## 3.2.1 Equilibrium Ensemble Average

At finite temperatures, one assumes that the particle, either electron or phonon, is interacting with a bath of other particles. The exact state of all these other particles is not known, since they are fluctuating between different configurations. At finite temperature under thermodynamic equilibrium the state of a system is described by the equilibrium density operator (see Appendix C). In treating such systems, it will be most convenient to use the grand canonical ensemble, which allows for a variable number of particles. Therefore, the system is considered to be in contact with a heat bath of temperature and a particle reservoir characterized by the FERMI energy . With the definition , where is the particle number operator, the statistical operator can be written as

 (3.10)

where the short-hand notation is used. The operator may be interpreted as a grand canonical HAMILTONian. Given the density operator, the ensemble average of any operator can be calculated as

 (3.11)

Therefore, the single-particle GREEN's function at finite temperature can be defined as

 (3.12)

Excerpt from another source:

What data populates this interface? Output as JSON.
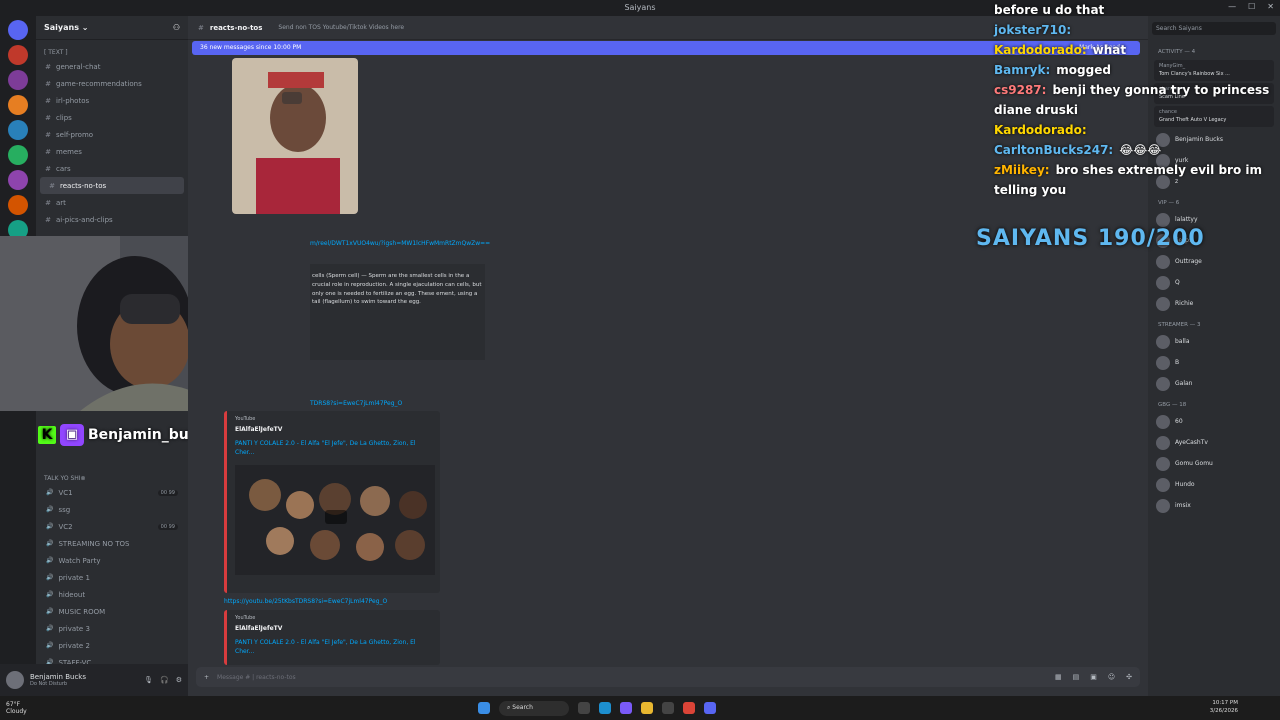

At this stage, this form of the GREEN's function does not admit the WICK decomposition, because the WICK theorem described in Section 3.4.1 requires a dependence on the non-interacting HAMILTONian for both the field operators and the thermal average. A way around this problem is the MATSUBARA technique [193], where one introduces a complex time and a new physical quantity, the MATSUBARA (imaginary time) GREEN's function . The representation of operators with imaginary time arguments is given in Appendix B.5. M. Pourfath: Numerical Study of Quantum Transport in Carbon Nanotube-Based Transistors